Houston, who earned her Ph.D in American history, insists that each group must put its own socio-cultural house in order before they can work together. “As a scholar studying the two communities, I feel that we need to have hard, internal discussions about stereotypes we have about each other. Until we have those conversations, it will be difficult to be effective in coalition building.”

Perhaps the ultimate coalition project between African-Americans and Hispanics will take place at the DNA level. The life of Chandra Pitts boldly demonstrates this. A child of a Mexican-born mother and an African-American father, Pitts –a Wilmington, Delaware-based entrepreneur and Founder/Executive Director of One Village Alliance; a non-profit, 501 [c] 3 organization created to uplift Black and Hispanic children and their families through educational excellence – has experienced, along with her seven brothers and sisters, all of the complexities of race and ethnicity growing up in a non-multicultural part of New Jersey.

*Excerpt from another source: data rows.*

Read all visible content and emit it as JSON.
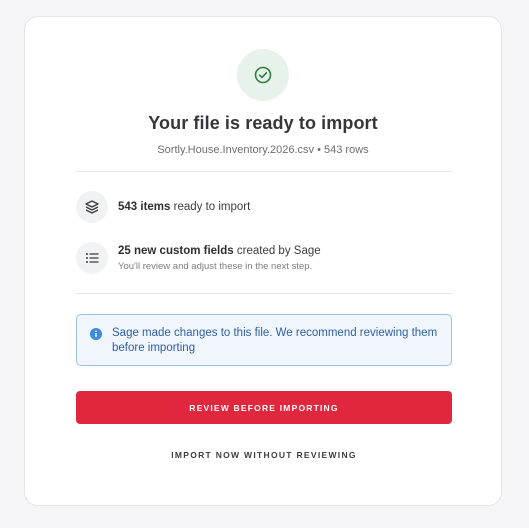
{
  "dialog": {
    "title": "Your file is ready to import",
    "subtitle": "Sortly.House.Inventory.2026.csv • 543 rows"
  },
  "summary": {
    "items_count": "543 items",
    "items_suffix": " ready to import",
    "fields_count": "25 new custom fields",
    "fields_suffix": " created by Sage",
    "fields_note": "You'll review and adjust these in the next step."
  },
  "notice": {
    "text": "Sage made changes to this file. We recommend reviewing them before importing"
  },
  "actions": {
    "review_label": "REVIEW BEFORE IMPORTING",
    "import_now_label": "IMPORT NOW WITHOUT REVIEWING"
  },
  "icons": {
    "status": "check-circle-icon",
    "items": "layers-icon",
    "fields": "list-icon",
    "notice": "info-icon"
  },
  "colors": {
    "success": "#2e7d43",
    "success_bg": "#e7f3ea",
    "primary": "#e0273d",
    "info": "#2d5fa6",
    "info_bg": "#f1f6fd",
    "info_border": "#9fbde6"
  }
}
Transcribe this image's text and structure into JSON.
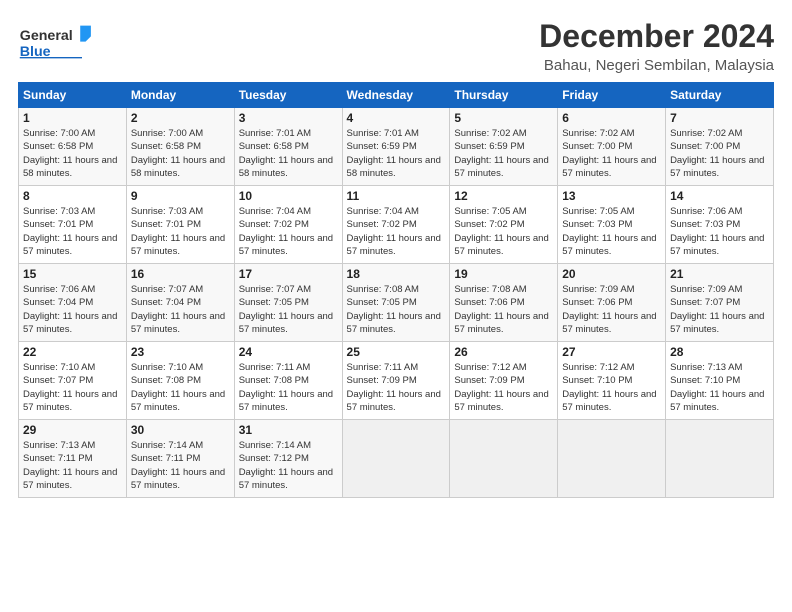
{
  "header": {
    "logo_general": "General",
    "logo_blue": "Blue",
    "title": "December 2024",
    "subtitle": "Bahau, Negeri Sembilan, Malaysia"
  },
  "calendar": {
    "days_of_week": [
      "Sunday",
      "Monday",
      "Tuesday",
      "Wednesday",
      "Thursday",
      "Friday",
      "Saturday"
    ],
    "weeks": [
      [
        {
          "day": "1",
          "sunrise": "7:00 AM",
          "sunset": "6:58 PM",
          "daylight": "11 hours and 58 minutes."
        },
        {
          "day": "2",
          "sunrise": "7:00 AM",
          "sunset": "6:58 PM",
          "daylight": "11 hours and 58 minutes."
        },
        {
          "day": "3",
          "sunrise": "7:01 AM",
          "sunset": "6:58 PM",
          "daylight": "11 hours and 58 minutes."
        },
        {
          "day": "4",
          "sunrise": "7:01 AM",
          "sunset": "6:59 PM",
          "daylight": "11 hours and 58 minutes."
        },
        {
          "day": "5",
          "sunrise": "7:02 AM",
          "sunset": "6:59 PM",
          "daylight": "11 hours and 57 minutes."
        },
        {
          "day": "6",
          "sunrise": "7:02 AM",
          "sunset": "7:00 PM",
          "daylight": "11 hours and 57 minutes."
        },
        {
          "day": "7",
          "sunrise": "7:02 AM",
          "sunset": "7:00 PM",
          "daylight": "11 hours and 57 minutes."
        }
      ],
      [
        {
          "day": "8",
          "sunrise": "7:03 AM",
          "sunset": "7:01 PM",
          "daylight": "11 hours and 57 minutes."
        },
        {
          "day": "9",
          "sunrise": "7:03 AM",
          "sunset": "7:01 PM",
          "daylight": "11 hours and 57 minutes."
        },
        {
          "day": "10",
          "sunrise": "7:04 AM",
          "sunset": "7:02 PM",
          "daylight": "11 hours and 57 minutes."
        },
        {
          "day": "11",
          "sunrise": "7:04 AM",
          "sunset": "7:02 PM",
          "daylight": "11 hours and 57 minutes."
        },
        {
          "day": "12",
          "sunrise": "7:05 AM",
          "sunset": "7:02 PM",
          "daylight": "11 hours and 57 minutes."
        },
        {
          "day": "13",
          "sunrise": "7:05 AM",
          "sunset": "7:03 PM",
          "daylight": "11 hours and 57 minutes."
        },
        {
          "day": "14",
          "sunrise": "7:06 AM",
          "sunset": "7:03 PM",
          "daylight": "11 hours and 57 minutes."
        }
      ],
      [
        {
          "day": "15",
          "sunrise": "7:06 AM",
          "sunset": "7:04 PM",
          "daylight": "11 hours and 57 minutes."
        },
        {
          "day": "16",
          "sunrise": "7:07 AM",
          "sunset": "7:04 PM",
          "daylight": "11 hours and 57 minutes."
        },
        {
          "day": "17",
          "sunrise": "7:07 AM",
          "sunset": "7:05 PM",
          "daylight": "11 hours and 57 minutes."
        },
        {
          "day": "18",
          "sunrise": "7:08 AM",
          "sunset": "7:05 PM",
          "daylight": "11 hours and 57 minutes."
        },
        {
          "day": "19",
          "sunrise": "7:08 AM",
          "sunset": "7:06 PM",
          "daylight": "11 hours and 57 minutes."
        },
        {
          "day": "20",
          "sunrise": "7:09 AM",
          "sunset": "7:06 PM",
          "daylight": "11 hours and 57 minutes."
        },
        {
          "day": "21",
          "sunrise": "7:09 AM",
          "sunset": "7:07 PM",
          "daylight": "11 hours and 57 minutes."
        }
      ],
      [
        {
          "day": "22",
          "sunrise": "7:10 AM",
          "sunset": "7:07 PM",
          "daylight": "11 hours and 57 minutes."
        },
        {
          "day": "23",
          "sunrise": "7:10 AM",
          "sunset": "7:08 PM",
          "daylight": "11 hours and 57 minutes."
        },
        {
          "day": "24",
          "sunrise": "7:11 AM",
          "sunset": "7:08 PM",
          "daylight": "11 hours and 57 minutes."
        },
        {
          "day": "25",
          "sunrise": "7:11 AM",
          "sunset": "7:09 PM",
          "daylight": "11 hours and 57 minutes."
        },
        {
          "day": "26",
          "sunrise": "7:12 AM",
          "sunset": "7:09 PM",
          "daylight": "11 hours and 57 minutes."
        },
        {
          "day": "27",
          "sunrise": "7:12 AM",
          "sunset": "7:10 PM",
          "daylight": "11 hours and 57 minutes."
        },
        {
          "day": "28",
          "sunrise": "7:13 AM",
          "sunset": "7:10 PM",
          "daylight": "11 hours and 57 minutes."
        }
      ],
      [
        {
          "day": "29",
          "sunrise": "7:13 AM",
          "sunset": "7:11 PM",
          "daylight": "11 hours and 57 minutes."
        },
        {
          "day": "30",
          "sunrise": "7:14 AM",
          "sunset": "7:11 PM",
          "daylight": "11 hours and 57 minutes."
        },
        {
          "day": "31",
          "sunrise": "7:14 AM",
          "sunset": "7:12 PM",
          "daylight": "11 hours and 57 minutes."
        },
        null,
        null,
        null,
        null
      ]
    ]
  }
}
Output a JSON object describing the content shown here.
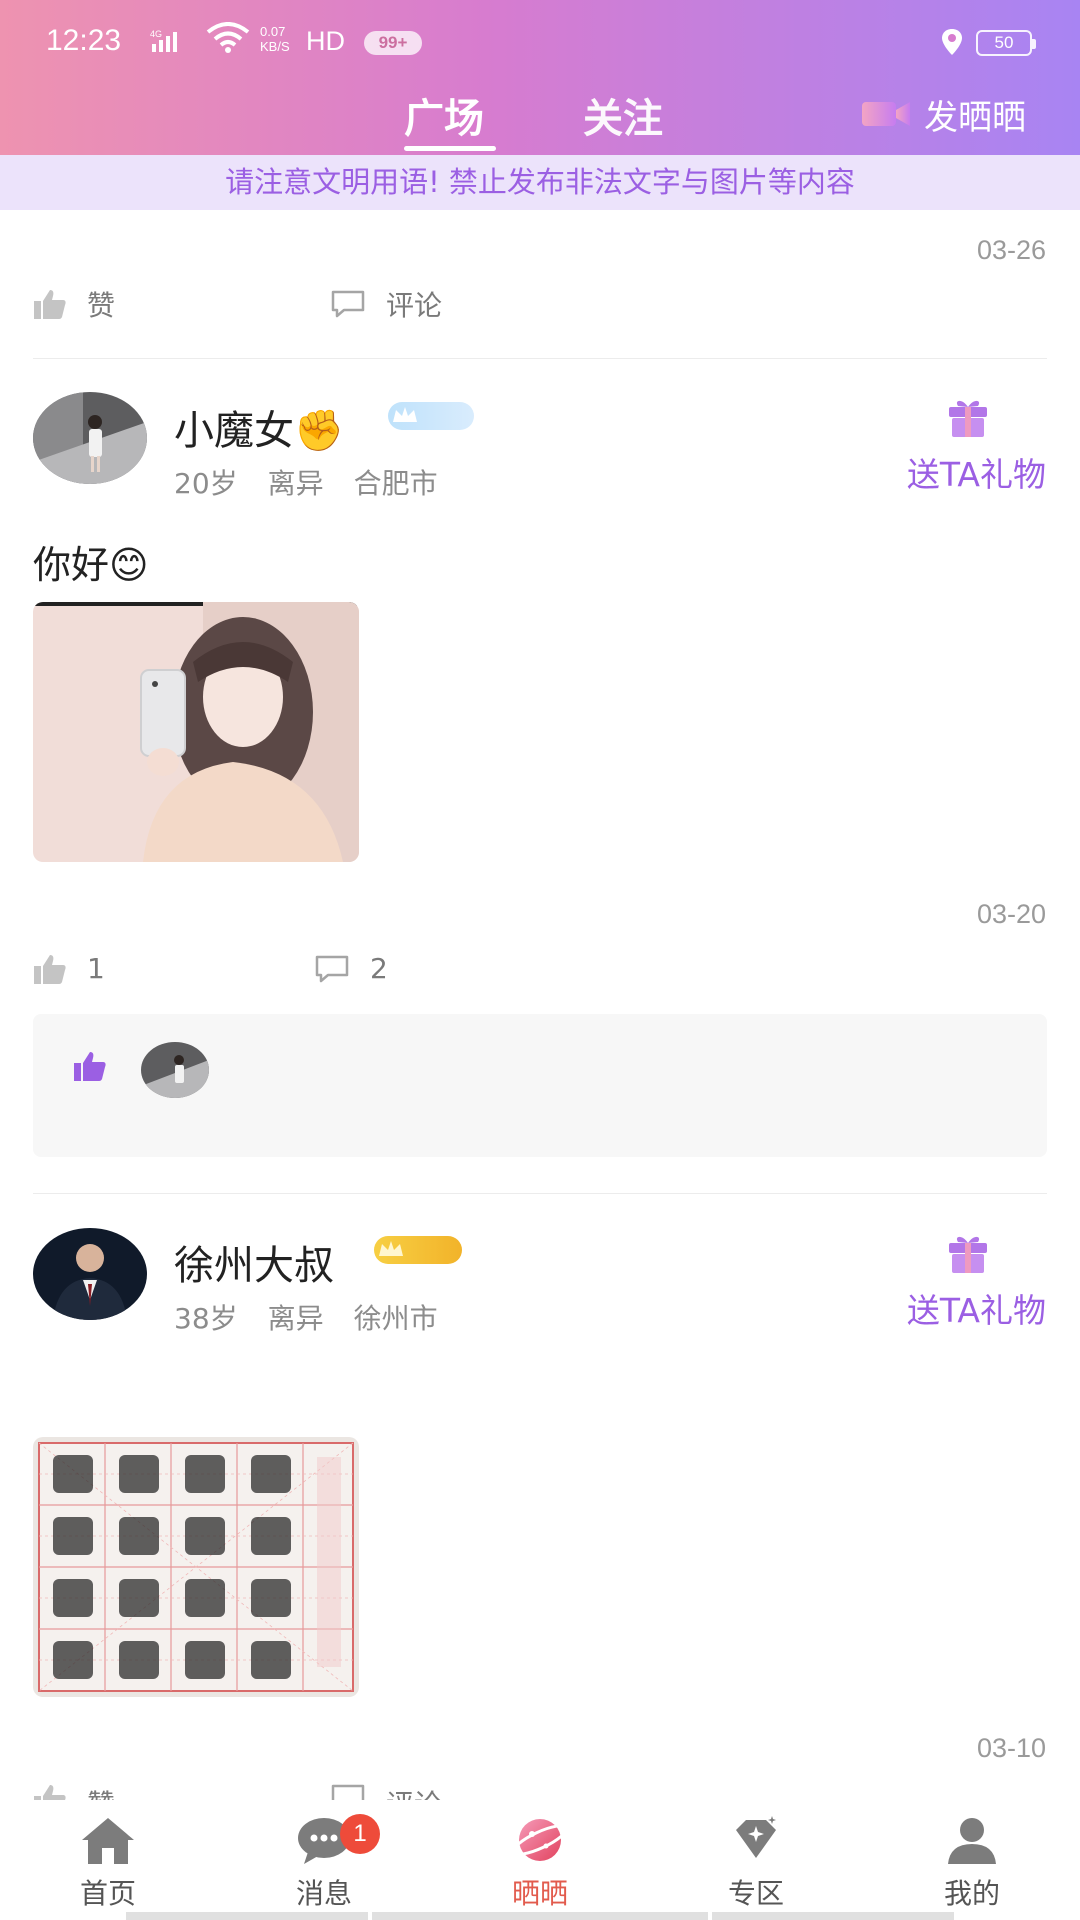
{
  "status_bar": {
    "time": "12:23",
    "signal": "4G",
    "speed_top": "0.07",
    "speed_bottom": "KB/S",
    "hd": "HD",
    "notif_badge": "99+",
    "battery": "50"
  },
  "header": {
    "tabs": [
      {
        "label": "广场",
        "active": true
      },
      {
        "label": "关注",
        "active": false
      }
    ],
    "post_button": "发晒晒",
    "notice": "请注意文明用语! 禁止发布非法文字与图片等内容"
  },
  "feed": {
    "partial_post": {
      "date": "03-26",
      "like_label": "赞",
      "comment_label": "评论"
    },
    "posts": [
      {
        "username": "小魔女",
        "name_emoji": "✊",
        "age": "20岁",
        "status": "离异",
        "city": "合肥市",
        "gift_label": "送TA礼物",
        "text": "你好😊",
        "date": "03-20",
        "like_count": "1",
        "comment_count": "2"
      },
      {
        "username": "徐州大叔",
        "age": "38岁",
        "status": "离异",
        "city": "徐州市",
        "gift_label": "送TA礼物",
        "text": "",
        "date": "03-10",
        "like_label": "赞",
        "comment_label": "评论"
      }
    ]
  },
  "bottom_nav": {
    "items": [
      {
        "label": "首页",
        "icon": "home-icon"
      },
      {
        "label": "消息",
        "icon": "message-icon",
        "badge": "1"
      },
      {
        "label": "晒晒",
        "icon": "planet-icon",
        "active": true
      },
      {
        "label": "专区",
        "icon": "diamond-icon"
      },
      {
        "label": "我的",
        "icon": "profile-icon"
      }
    ]
  },
  "colors": {
    "accent_purple": "#9b5fe3",
    "active_nav": "#e25b4d",
    "header_gradient_start": "#ee93b0",
    "header_gradient_end": "#a884f3"
  }
}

“Because we were biracial, we weren’t considered Black from kindergarten to the eighth grade, Pitts recalled. “My skin color was different. My hair was different .And there was racial hatred from the Whites. But we never got that from the Black community. I coped with it with a strong sense of cultural pride. My mother used to come to school with her big sombrero and poncho … She celebrated Cinco de Mayo, Hispanic Heritage Month, and Mexican Independence Day with  the students in my school, and she opened the first Mexican food store in Bridgeton, New Jersey.

My father took us to Philadelphia, and we definitely felt the love from the African-American/Afrocentric community there. So, the most important intervention in my life was being able to accept everything that my parents were giving me, with regards to having a strong sense of self and cultural pride in who I was; as a woman, as a girl, as a Mexican and as a African-American.”

The great Afro-Cuban anthropologist/musicologist Fernando Ortiz (he coined the term “Afro-Cuban”) posited a theory called transculturation: a process that describes how different peoples go from conflict to intermarriage and create a new hybrid people. Perhaps Chandra Pitts represents the final stage of that profound process that may someday herald the birth of a new nation.

“People ask me what I’m mixed with. And I tell them, I’m one hundred percent Mexican, and I’m one hundred percent African-American, and I’m one hundred percent woman!”